All lines in the data bearing the string "GRADE" should be identified and copied.

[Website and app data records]
**********
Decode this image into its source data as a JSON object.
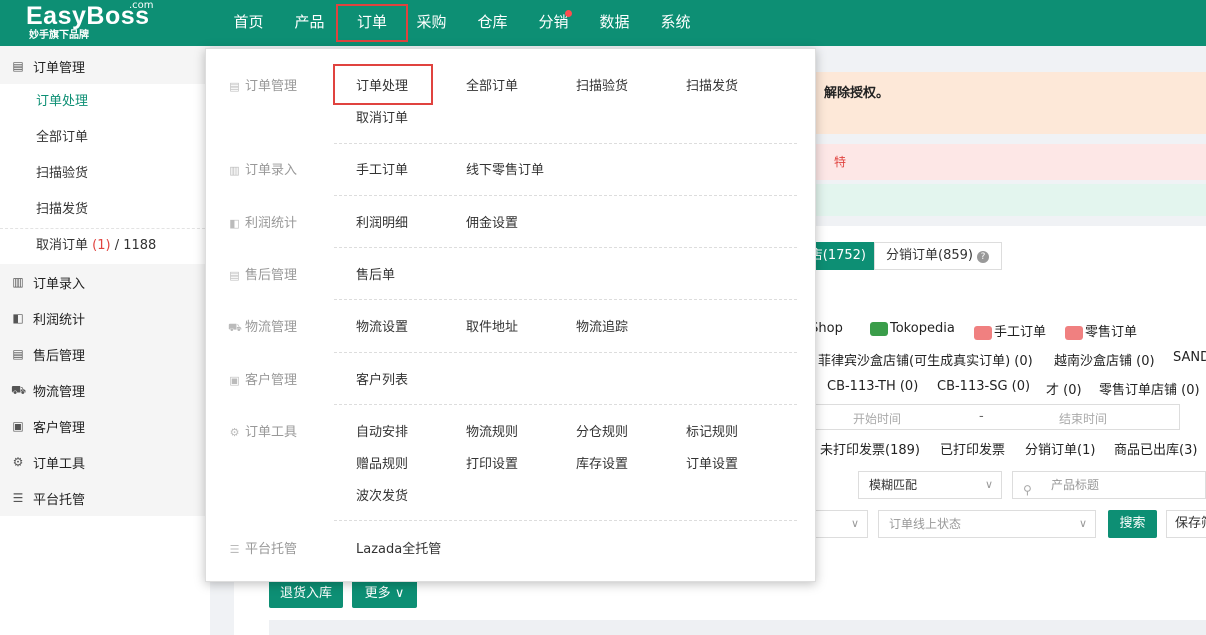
{
  "header": {
    "logo": "EasyBoss",
    "logo_com": ".com",
    "logo_sub": "妙手旗下品牌",
    "nav": [
      "首页",
      "产品",
      "订单",
      "采购",
      "仓库",
      "分销",
      "数据",
      "系统"
    ]
  },
  "sidebar": {
    "groups": [
      {
        "label": "订单管理",
        "icon": "order-doc-icon"
      },
      {
        "label": "订单录入",
        "icon": "order-entry-icon"
      },
      {
        "label": "利润统计",
        "icon": "profit-icon"
      },
      {
        "label": "售后管理",
        "icon": "aftersale-icon"
      },
      {
        "label": "物流管理",
        "icon": "truck-icon"
      },
      {
        "label": "客户管理",
        "icon": "customer-icon"
      },
      {
        "label": "订单工具",
        "icon": "tools-icon"
      },
      {
        "label": "平台托管",
        "icon": "hosting-icon"
      }
    ],
    "subitems": [
      "订单处理",
      "全部订单",
      "扫描验货",
      "扫描发货",
      "取消订单"
    ],
    "cancel_count": "(1)",
    "cancel_total": "/ 1188"
  },
  "main": {
    "alert1_text": "解除授权。",
    "alert2_text": "特",
    "tab_selected": "店(1752)",
    "tab_distribution": "分销订单(859)",
    "help_icon": "?",
    "platforms": [
      "&Shop",
      "Tokopedia",
      "手工订单",
      "零售订单"
    ],
    "shops_row1": [
      "菲律宾沙盒店铺(可生成真实订单) (0)",
      "越南沙盒店铺 (0)",
      "SAND"
    ],
    "shops_row2": [
      "CB-113-TH (0)",
      "CB-113-SG (0)",
      "才 (0)",
      "零售订单店铺 (0)"
    ],
    "date_start": "开始时间",
    "date_sep": "-",
    "date_end": "结束时间",
    "status_filters": [
      "未打印发票(189)",
      "已打印发票",
      "分销订单(1)",
      "商品已出库(3)"
    ],
    "match_select": "模糊匹配",
    "product_title_placeholder": "产品标题",
    "online_status_placeholder": "订单线上状态",
    "search_button": "搜索",
    "save_button": "保存筛",
    "return_button": "退货入库",
    "more_button": "更多"
  },
  "dropdown": {
    "rows": [
      {
        "category": "订单管理",
        "links": [
          "订单处理",
          "全部订单",
          "扫描验货",
          "扫描发货",
          "取消订单"
        ]
      },
      {
        "category": "订单录入",
        "links": [
          "手工订单",
          "线下零售订单"
        ]
      },
      {
        "category": "利润统计",
        "links": [
          "利润明细",
          "佣金设置"
        ]
      },
      {
        "category": "售后管理",
        "links": [
          "售后单"
        ]
      },
      {
        "category": "物流管理",
        "links": [
          "物流设置",
          "取件地址",
          "物流追踪"
        ]
      },
      {
        "category": "客户管理",
        "links": [
          "客户列表"
        ]
      },
      {
        "category": "订单工具",
        "links": [
          "自动安排",
          "物流规则",
          "分仓规则",
          "标记规则",
          "赠品规则",
          "打印设置",
          "库存设置",
          "订单设置",
          "波次发货"
        ]
      },
      {
        "category": "平台托管",
        "links": [
          "Lazada全托管"
        ]
      }
    ]
  },
  "colors": {
    "brand": "#0d8f74",
    "highlight": "#e0433f"
  }
}
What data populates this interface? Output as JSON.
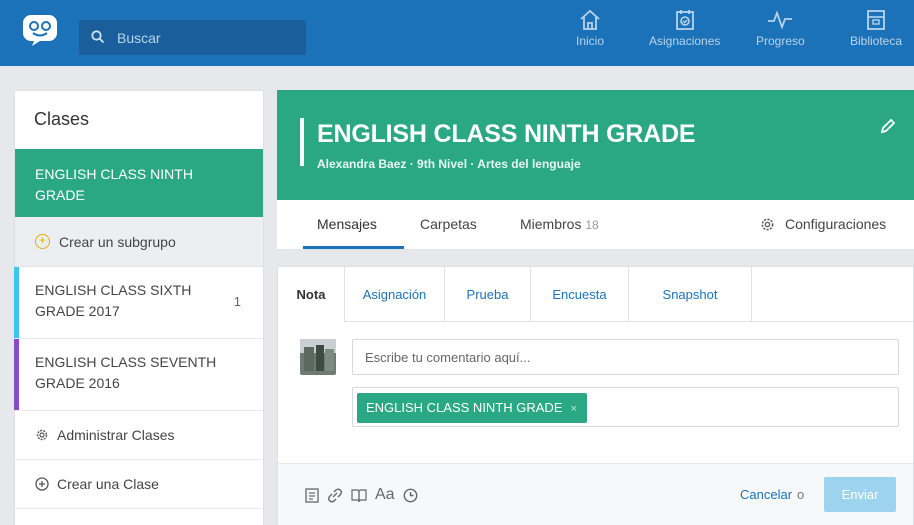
{
  "topbar": {
    "search_placeholder": "Buscar",
    "nav": [
      {
        "label": "Inicio",
        "icon": "home-icon"
      },
      {
        "label": "Asignaciones",
        "icon": "assignments-icon"
      },
      {
        "label": "Progreso",
        "icon": "progress-icon"
      },
      {
        "label": "Biblioteca",
        "icon": "library-icon"
      }
    ]
  },
  "sidebar": {
    "title": "Clases",
    "active_class": "ENGLISH CLASS NINTH GRADE",
    "create_subgroup": "Crear un subgrupo",
    "classes": [
      {
        "name": "ENGLISH CLASS SIXTH GRADE 2017",
        "count": "1",
        "color": "#3cc6e8"
      },
      {
        "name": "ENGLISH CLASS SEVENTH GRADE 2016",
        "count": "",
        "color": "#8a4bc7"
      }
    ],
    "manage": "Administrar Clases",
    "create": "Crear una Clase"
  },
  "group": {
    "name": "ENGLISH CLASS NINTH GRADE",
    "meta": "Alexandra Baez · 9th Nivel · Artes del lenguaje"
  },
  "tabs": {
    "messages": "Mensajes",
    "folders": "Carpetas",
    "members": "Miembros",
    "members_count": "18",
    "settings": "Configuraciones"
  },
  "composer": {
    "tabs": [
      "Nota",
      "Asignación",
      "Prueba",
      "Encuesta",
      "Snapshot"
    ],
    "comment_placeholder": "Escribe tu comentario aquí...",
    "recipient": "ENGLISH CLASS NINTH GRADE",
    "font_label": "Aa",
    "cancel": "Cancelar",
    "or": "o",
    "send": "Enviar"
  },
  "colors": {
    "brand_blue": "#1c72b8",
    "group_green": "#2aa883",
    "send_disabled": "#9ed3f0"
  }
}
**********
* Reply to the task:
    "active_class": "ENGLISH CLASS NINTH GRADE",
        "name": "ENGLISH CLASS SIXTH GRADE 2017",
        "name": "ENGLISH CLASS SEVENTH GRADE 2016",
    "name": "ENGLISH CLASS NINTH GRADE",
    "recipient": "ENGLISH CLASS NINTH GRADE",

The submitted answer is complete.